Modern Languages and Literatures, Department of


Date of this Version



Published in Journal of Multilingual and Multicultural Development (2014) doi: 10.1080/01434632.2014.934373


Copyright © 2014 Taylor & Francis Group, LLC. Used by permission.

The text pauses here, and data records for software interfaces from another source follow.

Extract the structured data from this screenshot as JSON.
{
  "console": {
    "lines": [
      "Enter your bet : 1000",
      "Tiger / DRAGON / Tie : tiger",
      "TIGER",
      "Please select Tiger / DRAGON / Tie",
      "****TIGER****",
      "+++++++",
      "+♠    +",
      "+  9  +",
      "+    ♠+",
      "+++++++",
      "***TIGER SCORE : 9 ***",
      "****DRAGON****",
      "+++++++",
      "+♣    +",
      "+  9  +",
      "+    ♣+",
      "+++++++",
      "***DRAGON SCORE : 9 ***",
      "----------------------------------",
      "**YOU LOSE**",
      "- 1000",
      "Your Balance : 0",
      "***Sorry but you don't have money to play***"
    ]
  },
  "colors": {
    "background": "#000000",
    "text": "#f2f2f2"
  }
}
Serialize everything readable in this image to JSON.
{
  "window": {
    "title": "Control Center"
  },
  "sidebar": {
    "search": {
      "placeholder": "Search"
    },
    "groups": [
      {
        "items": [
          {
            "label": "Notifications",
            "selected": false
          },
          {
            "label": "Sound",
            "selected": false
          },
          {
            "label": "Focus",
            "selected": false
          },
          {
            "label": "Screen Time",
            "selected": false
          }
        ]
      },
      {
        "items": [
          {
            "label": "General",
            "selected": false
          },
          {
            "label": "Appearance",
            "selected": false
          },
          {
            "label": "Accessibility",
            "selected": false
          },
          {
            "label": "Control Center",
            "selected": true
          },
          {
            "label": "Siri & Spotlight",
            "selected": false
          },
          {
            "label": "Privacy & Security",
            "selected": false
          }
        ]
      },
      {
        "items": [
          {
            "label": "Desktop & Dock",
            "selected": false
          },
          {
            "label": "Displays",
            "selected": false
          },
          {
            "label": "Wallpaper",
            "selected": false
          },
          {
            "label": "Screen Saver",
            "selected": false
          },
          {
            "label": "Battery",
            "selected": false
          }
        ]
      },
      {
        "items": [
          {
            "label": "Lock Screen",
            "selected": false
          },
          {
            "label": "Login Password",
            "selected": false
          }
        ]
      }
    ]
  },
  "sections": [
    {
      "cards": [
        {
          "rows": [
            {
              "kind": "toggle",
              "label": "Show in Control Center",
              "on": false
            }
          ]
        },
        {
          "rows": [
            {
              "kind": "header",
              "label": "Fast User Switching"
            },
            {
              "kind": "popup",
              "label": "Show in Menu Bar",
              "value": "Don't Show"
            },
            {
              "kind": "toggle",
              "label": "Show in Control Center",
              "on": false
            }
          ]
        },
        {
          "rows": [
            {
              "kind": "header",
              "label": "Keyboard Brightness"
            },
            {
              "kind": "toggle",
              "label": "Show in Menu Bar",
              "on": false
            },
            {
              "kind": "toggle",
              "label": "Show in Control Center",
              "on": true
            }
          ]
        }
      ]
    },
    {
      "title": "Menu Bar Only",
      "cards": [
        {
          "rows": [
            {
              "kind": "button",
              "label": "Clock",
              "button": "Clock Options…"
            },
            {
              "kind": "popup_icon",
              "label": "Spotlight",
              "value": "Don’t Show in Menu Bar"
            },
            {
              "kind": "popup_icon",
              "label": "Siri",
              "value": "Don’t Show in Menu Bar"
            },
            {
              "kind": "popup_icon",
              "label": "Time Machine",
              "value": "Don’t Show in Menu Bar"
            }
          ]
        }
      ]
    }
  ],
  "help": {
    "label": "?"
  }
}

This article presents the results of an analysis of reported interlocutors in Spanish in a group of heritage speakers (HS), in three communities of the US Midwest. Participants were college-aged bilinguals developing their own personal and professional networks outside the direct influence of their parents. Responses are compared with those from two control groups: college-aged native speakers (NS) and college-aged second-language learners (L2). Seventy-seven per cent of HS reported speaking primarily in Spanish with 4–5 interlocutors on the week of the study. HS and NS reported more interactions in Spanish with older relatives, and more interactions with peers outside their family. Little to no interactions in Spanish were reported by either group with speakers younger than themselves. L2 participants reported more interactions with younger individuals. Sixty-nine per cent of all interlocutors reported by HS were their relatives. The mother was the most common relative with whom participants reported speaking in Spanish. This suggests that the previously documented importance of the mother for intergenerational transmission of a minority language extends into young adulthood by providing opportunities for use and motivation for maintenance.